  • Some students may want to take the exam sooner rather than later, while the content is still fresh. Other students may want more time to practice. For each AP subject, there will be two different testing dates.

  • We’ll continue to support students with free resources through exam day.

  • While we encourage students to wait until closer to the test date to decide, any student already registered for an exam can choose to cancel at no charge.

The AP Program will invest heavily over the next month in the following ways:

· For the 2019–20 exam administration only, students can take a 45-minute online exam at home. Educator-led development committees are currently selecting the exam questions that will be administered.
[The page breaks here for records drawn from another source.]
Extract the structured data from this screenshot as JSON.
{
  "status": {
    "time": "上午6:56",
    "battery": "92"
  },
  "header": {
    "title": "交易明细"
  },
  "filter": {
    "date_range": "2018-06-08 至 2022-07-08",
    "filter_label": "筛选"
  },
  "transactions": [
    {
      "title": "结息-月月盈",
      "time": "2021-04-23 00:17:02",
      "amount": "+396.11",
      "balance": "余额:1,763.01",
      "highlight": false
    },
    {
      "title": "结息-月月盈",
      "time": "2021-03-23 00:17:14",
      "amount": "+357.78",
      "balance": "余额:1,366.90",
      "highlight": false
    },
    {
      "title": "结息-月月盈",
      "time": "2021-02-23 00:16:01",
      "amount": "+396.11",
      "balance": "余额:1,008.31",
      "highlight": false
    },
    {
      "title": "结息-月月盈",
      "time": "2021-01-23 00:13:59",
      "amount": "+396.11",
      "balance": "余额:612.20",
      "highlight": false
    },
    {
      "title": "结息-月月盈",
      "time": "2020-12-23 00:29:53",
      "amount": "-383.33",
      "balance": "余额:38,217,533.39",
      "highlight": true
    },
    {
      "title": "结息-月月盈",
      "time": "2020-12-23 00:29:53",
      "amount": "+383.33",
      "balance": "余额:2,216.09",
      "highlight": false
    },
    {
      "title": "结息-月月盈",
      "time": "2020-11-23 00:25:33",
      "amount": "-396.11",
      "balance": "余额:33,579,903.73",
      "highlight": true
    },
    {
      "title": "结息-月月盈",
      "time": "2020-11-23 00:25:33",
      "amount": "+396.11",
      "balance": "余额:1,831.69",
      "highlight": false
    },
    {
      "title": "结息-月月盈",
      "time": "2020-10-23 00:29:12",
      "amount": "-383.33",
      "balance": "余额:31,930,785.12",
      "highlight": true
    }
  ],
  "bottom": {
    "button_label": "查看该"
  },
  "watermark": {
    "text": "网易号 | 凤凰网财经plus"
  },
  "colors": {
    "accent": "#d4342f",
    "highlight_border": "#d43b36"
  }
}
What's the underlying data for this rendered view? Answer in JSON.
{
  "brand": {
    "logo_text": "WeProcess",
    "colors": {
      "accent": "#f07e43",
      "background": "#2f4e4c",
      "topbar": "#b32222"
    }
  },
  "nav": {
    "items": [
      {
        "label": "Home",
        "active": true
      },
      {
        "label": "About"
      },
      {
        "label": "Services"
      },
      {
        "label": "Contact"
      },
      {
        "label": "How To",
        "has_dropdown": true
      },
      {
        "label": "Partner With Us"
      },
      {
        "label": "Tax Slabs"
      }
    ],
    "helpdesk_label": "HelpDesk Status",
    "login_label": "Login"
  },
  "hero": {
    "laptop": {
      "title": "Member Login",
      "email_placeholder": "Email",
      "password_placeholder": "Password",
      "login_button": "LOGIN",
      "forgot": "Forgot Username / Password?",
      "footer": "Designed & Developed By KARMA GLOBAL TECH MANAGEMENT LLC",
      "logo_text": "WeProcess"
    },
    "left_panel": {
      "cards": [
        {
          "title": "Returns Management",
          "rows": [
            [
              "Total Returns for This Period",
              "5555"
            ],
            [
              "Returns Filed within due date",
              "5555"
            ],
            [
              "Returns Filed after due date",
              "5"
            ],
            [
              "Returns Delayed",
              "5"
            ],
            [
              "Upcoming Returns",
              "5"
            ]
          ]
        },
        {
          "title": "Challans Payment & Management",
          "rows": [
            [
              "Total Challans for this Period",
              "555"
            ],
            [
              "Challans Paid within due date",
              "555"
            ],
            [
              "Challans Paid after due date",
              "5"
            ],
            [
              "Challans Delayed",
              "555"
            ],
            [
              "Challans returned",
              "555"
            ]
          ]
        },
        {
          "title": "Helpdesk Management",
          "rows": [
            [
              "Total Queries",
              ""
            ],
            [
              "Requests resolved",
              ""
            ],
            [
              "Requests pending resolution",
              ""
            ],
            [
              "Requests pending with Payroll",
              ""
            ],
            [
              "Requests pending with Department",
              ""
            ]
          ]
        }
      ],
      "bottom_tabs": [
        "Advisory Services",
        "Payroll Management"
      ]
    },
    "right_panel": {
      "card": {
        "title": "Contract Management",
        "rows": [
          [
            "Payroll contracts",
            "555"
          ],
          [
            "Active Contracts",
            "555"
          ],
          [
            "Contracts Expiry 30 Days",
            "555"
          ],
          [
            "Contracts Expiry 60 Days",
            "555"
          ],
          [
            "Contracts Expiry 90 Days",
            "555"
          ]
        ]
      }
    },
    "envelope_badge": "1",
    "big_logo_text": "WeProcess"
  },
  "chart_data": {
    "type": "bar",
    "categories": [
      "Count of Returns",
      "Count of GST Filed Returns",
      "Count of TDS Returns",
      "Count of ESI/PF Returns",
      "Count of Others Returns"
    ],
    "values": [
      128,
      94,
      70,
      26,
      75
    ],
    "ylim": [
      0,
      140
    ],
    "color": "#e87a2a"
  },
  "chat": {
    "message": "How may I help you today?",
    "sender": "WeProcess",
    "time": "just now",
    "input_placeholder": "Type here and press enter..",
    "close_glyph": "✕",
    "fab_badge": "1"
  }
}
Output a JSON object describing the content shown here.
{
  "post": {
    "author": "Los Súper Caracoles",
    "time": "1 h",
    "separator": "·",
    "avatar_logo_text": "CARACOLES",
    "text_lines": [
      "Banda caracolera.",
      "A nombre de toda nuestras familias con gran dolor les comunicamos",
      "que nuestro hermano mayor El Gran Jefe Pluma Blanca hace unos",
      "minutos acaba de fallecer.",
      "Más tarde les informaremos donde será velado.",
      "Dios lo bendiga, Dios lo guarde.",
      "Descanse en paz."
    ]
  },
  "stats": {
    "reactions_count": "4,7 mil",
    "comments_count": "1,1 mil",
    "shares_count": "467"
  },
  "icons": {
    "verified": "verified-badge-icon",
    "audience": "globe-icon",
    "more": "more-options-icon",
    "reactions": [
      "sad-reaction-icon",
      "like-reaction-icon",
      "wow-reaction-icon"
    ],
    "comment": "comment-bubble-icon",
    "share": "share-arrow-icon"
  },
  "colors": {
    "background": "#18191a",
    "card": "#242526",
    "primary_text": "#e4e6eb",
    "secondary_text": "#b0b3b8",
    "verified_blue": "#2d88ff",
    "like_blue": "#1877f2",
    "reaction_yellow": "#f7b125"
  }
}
· AP curricula are locally developed and we defer to local decisions on how best to help students complete coursework. To be fair to all students, some of whom have lost more instructional time than others, the exam will only include topics and skills most AP teachers and students have already covered in class by early March.

· Colleges support this solution and are committed to ensuring that AP students receive the credit they have worked this year to earn. For decades, colleges have accepted a shortened AP Exam for college credit when groups of students have experienced emergencies.

· Students will be able to take these streamlined exams on any device they have access to—computer, tablet, or smartphone. Taking a photo of handwritten work will also be an option.

Test security is a concern.

· The exam questions are designed and administered in ways that prevent cheating; we use a range of digital security tools and techniques, including plagiarism detection software, to protect the integrity of the exams.

· Scoring at-home work for an AP Exam is not new to the AP Program. For years the AP Program has received and scored at-home student work as part of the exams for the AP Computer Science Principles and AP Capstone courses.

Instructional Support

Beginning on Wednesday, March 25th, students and teachers can attend free, live AP review courses, delivered by AP teachers from across the country. These mobile-friendly classes are:

· Designed to be used alongside work that may be given by schools.

· Will be recorded and available on-demand so teachers and students can access them any time.

· Not dependent on current AP teachers continuing instruction. We know many AP teachers now face challenges that would make that impossible.

· Will focus on reviewing the skills and concepts from the first 75% of the course. There will also be some supplementary lessons covering the final 25% of the course.